School was the same thing. I was just like Mario, learning the moves, passing the stages, and most of all, collecting the points. When I was a kid and teachers would accuse me of “gaming” their classroom, I wore it as a badge of pride. It seemed video games were a pretty good learning tool after all. Extra credit? I knew the value of bonus rounds. 5th grade? I’d been to level 35 on Missile Command, a feat I knew none of my teachers even understood. All of us gamed school. And it isn’t much different now, truth be told. Except now their worlds don’t match up as seamlessly as my points-based childhood. The kids are still playing for points in school, but at home they are heroes in stories bigger than most of the novels we serve up for point consumption in our classrooms. They have an alternative to points. They have quests, missions, and adventures that are global, meaningful, and rewarding.
The Legend of Zelda came out when I was fourteen. Our family got a Nintendo for Christmas that year, all pretense of medicinal intent having been dropped when my mom and grandfather were caught mapping out Atari’s Superman game with construction paper on our living room floor. The cartridge had a totally new feature: a battery. What this meant is that we could save our games. At first this didn’t seem like much of an advancement past the “pause” button. With the advent of The Legend of Zelda we came to know a much more powerful aspect of the “save” feature. It meant that games could get long. For much of the previous video game history, a game might last, at most, several hours. Zelda could last for days, and video games made a giant leap away from points and towards something way more meaningful, actual accomplishment. (all arguments concerning actual vs. virtual accomplishment are noted, and ignored.) No longer was our villain going to show up on the next level with our captive heroin once again his captive awaiting rescue by a plumber who’s real goal was scoring points. No longer would we care about how many extra lives we earned. The Legend of Zelda relied upon how much life you had. The goal was to stay alive long enough to save the world. And saving the world was a totally doable, if not frustratingly difficult, goal. I can’t tell what it meant for this pimply 14 year-old to feel like a hero in a time when I felt way less worthy of the title everywhere else but in Zelda‘s world of Hyrule. I didn’t care about points, I wanted to actually achieve something.

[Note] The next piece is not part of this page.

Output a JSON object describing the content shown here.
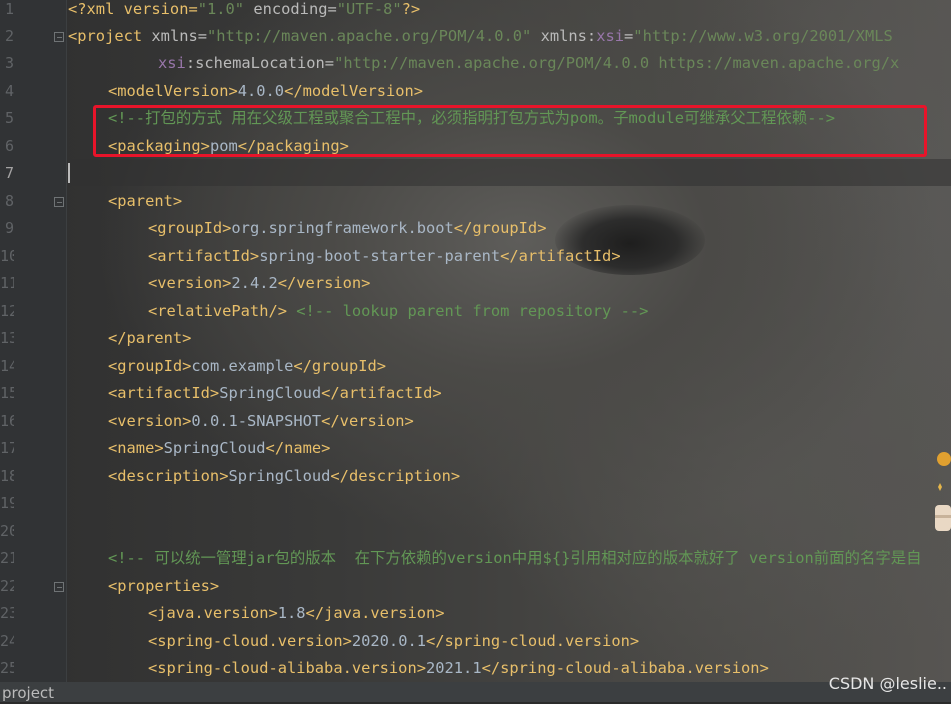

In school though, it was points, points, and more points. Just because I had found Zelda I hadn’t lost my “gaming” skills. I cheated a bunch and it was just like in the video games. I put in the cheat code, I got tons of points, but they didn’t mean anything. It wasn’t all bad. I had a few teachers who were tapping into the hero in me. My 9th grade Advanced Earth Science teacher, Mr. Meinke, once asked us to observe the night sky for a month and use our observations to prove that the Earth was not the center of the universe. This was pre-internet, mid I’m-too-lazy-to-look-it-up, and post finding any excitement in the classroom. But that assignment felt more like a mission than a high score exercise. I don’t think I got the answer right at the end of the month, but I sure did value a teacher who put me at the center of a mission. Just like in the video games, for a little while, points didn’t matter at all. Today the most popular video games all tell a story that puts the player, our students, at the center of a quest, an adventure or a mission. Hardly anyone plays for points anymore. Except in classrooms. Everywhere. Still.
In an age of unprecedented possibility for adventure in learning, missions in waiting, and quests to be had, I wonder why points have yet to be supplanted by progress in our widespread education model. It’s time for us to switch the “game” of education away from the Donkey Kong version we’ve been playing for the past several decades and embrace the potential that The Legend of Zelda uncovered by promoting how much life is gained in our classrooms in pursuit of achieving world-saving goals.